the gentle bucolic ramblings of an English rose, blooming in rural Normandy

Sunday, 4 November 2012

Loggerhead turtle shells

Back home again after a wonderful time in Hilton Head, SC.
The weather was amazing, high 70's the whole time, except for the day before we left when Hurricane Sandy made it's presence felt with overcast skies and waves crashing along the beach.
On those sunny days the Senior Partner and I went for long walks along the shore stopping now and again to watch the tiny sandpipers dash around to avoid the waves whilst digging for insects and worms.
On two occasions we also spotted dolphins swimming quite close to shore.

Loggerhead Sea Turtles nest on the beaches of Hilton Head Island between May and August. An adult females will nest every two to four years, coming ashore between 4 and 6 times per season to lay eggs. Loggerheads typically nest at night, crawling to a dry part of the beach where females will dig a nest cavity with their rear flippers and deposit an average of 120 eggs. Once the eggs have been laid, the female throws sand to disguise the nest from predators and slowly returns to the ocean.
After about 60 days of incubation, the small turtles within the eggs begin to hatch. During the cool night, the 2 inch long hatchlings emerge from the nest, orient themselves towards the brightest horizon, and crawl towards the ocean. Once in the water, hatchlings swim many miles offshore where they will spend the next 25-30 years of their life growing to adulthood.
Coastal Discovery Museum, HHI, South Carolina.

The empty turtle  horseshoe crab shells that wash up on the beach fascinate me and they are the subject of my mosaic this week.

After all these years of beachcombing I always believed that the shell belonged to loggerheads.
Now, Keetha has corrected me and proved me wrong!
They are horseshoe crab shells!
Thanks Keetha for putting me straight.

I had hoped to join Mary @ the little red house for Mosaic Monday
but like thousands of others along the East coast of America
Mary is still without power and can only access the internet using her phone.
If you get the chance please stop by the little red house and give her a hug!


  1. Why do the turtle shells wash up? What has happened to the owner? :-(

  2. What a very interesting story about the turtles, Maggie! I'm so glad you enjoyed your time in Hilton Head. And of course before the weather turned ugly.


  3. Birdie,
    the shells that wash in and out with the tide are, sadly, from dead loggerheads which have encountered one of the following: sharks, birds, fish, fishing gear, ingestion of marine debris, boat strikes, trash on beaches and pollution.
    The survival rate of hatchings is 1 in a 1000.

  4. great photos - and lovely that you had good weather for most of the time.

  5. Maggie, glad you are safely home.
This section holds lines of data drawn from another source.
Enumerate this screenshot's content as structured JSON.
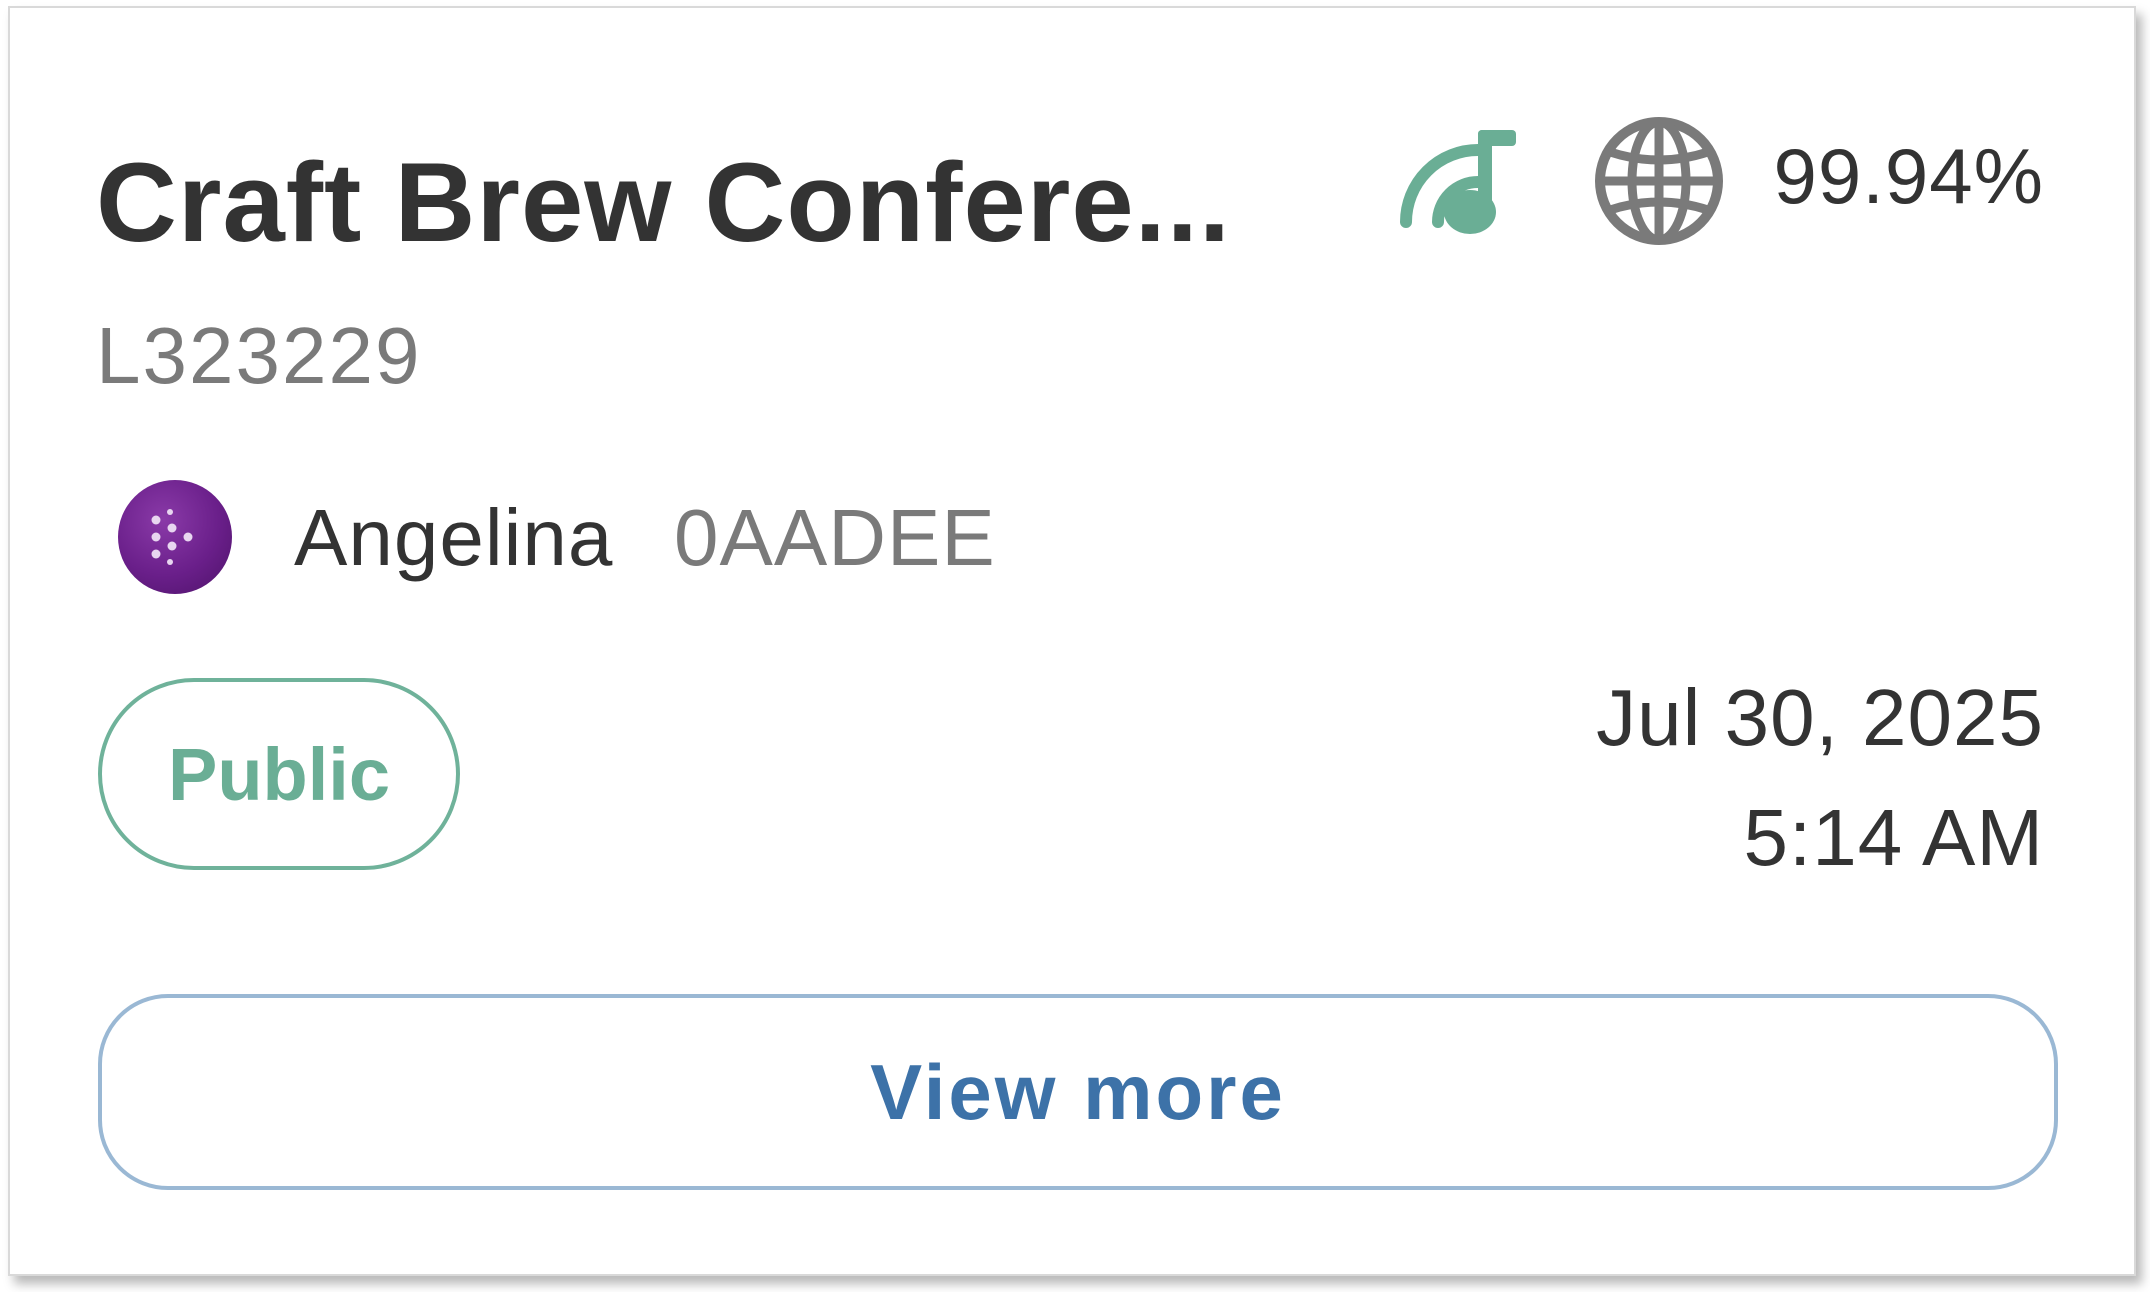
{
  "card": {
    "title": "Craft Brew Confere...",
    "code": "L323229",
    "icons": {
      "music": "music-broadcast-icon",
      "globe": "globe-icon"
    },
    "percentage": "99.94%",
    "user": {
      "name": "Angelina",
      "id": "0AADEE",
      "avatar_icon": "brand-logo-icon"
    },
    "visibility_badge": "Public",
    "date": "Jul 30, 2025",
    "time": "5:14 AM",
    "view_more_label": "View more"
  },
  "colors": {
    "accent_green": "#6aae95",
    "link_blue": "#3d72a8",
    "avatar_purple": "#6a1f8a",
    "text_dark": "#333333",
    "text_muted": "#7a7a7a"
  }
}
I wondered if the storm would affect your travels. I know it was a fabulously relaxing time. Miss you! ~ Sarah

  6. So glad you had a good time, and missed the hurricane. The mosaic and accompanying information are very interesting.

  7. You must have had a wonderful time and good that you missed hurricane Sandy. Sorry you missed Mary but maybe another time

  8. It's good to hear that you had such a lovely holiday and missed the terrible storm. You must be happy to be back in your lovely Normandy nest!


  9. (pssst - while loggerhead turtles DO have shells, what you have shown here are horseshoe crab shells - signed the Biology Teacher Go ahead and google and check to see if I'm right.)

  10. After all these years of beachcombing I always believed that the shell belonged to loggerheads. Now, Keetha has corrected me and proved me wrong! They are horseshoe crab shells!
    Thanks Keetha for putting me straight.

  11. Maggie,
    Glad you are home safe and sound. The mosaic is just beautiful. Definitely horseshoe crabs.

    Slowly getting resettled. It is a process.


  12. Welcome home! It must have been wonderful to wander along the shoreline. I'll look forward to seeing more pictures from your holiday.

  13. Hi Maggie-
    Welcome Home! We are just getting home as well-- late last night. As we drove by HH we were reminded of the wonderful time we had with you both. Meeting you was both a treasure and a blessing.

    Sending hugs--


Thanks for stopping by, your visit just made my day!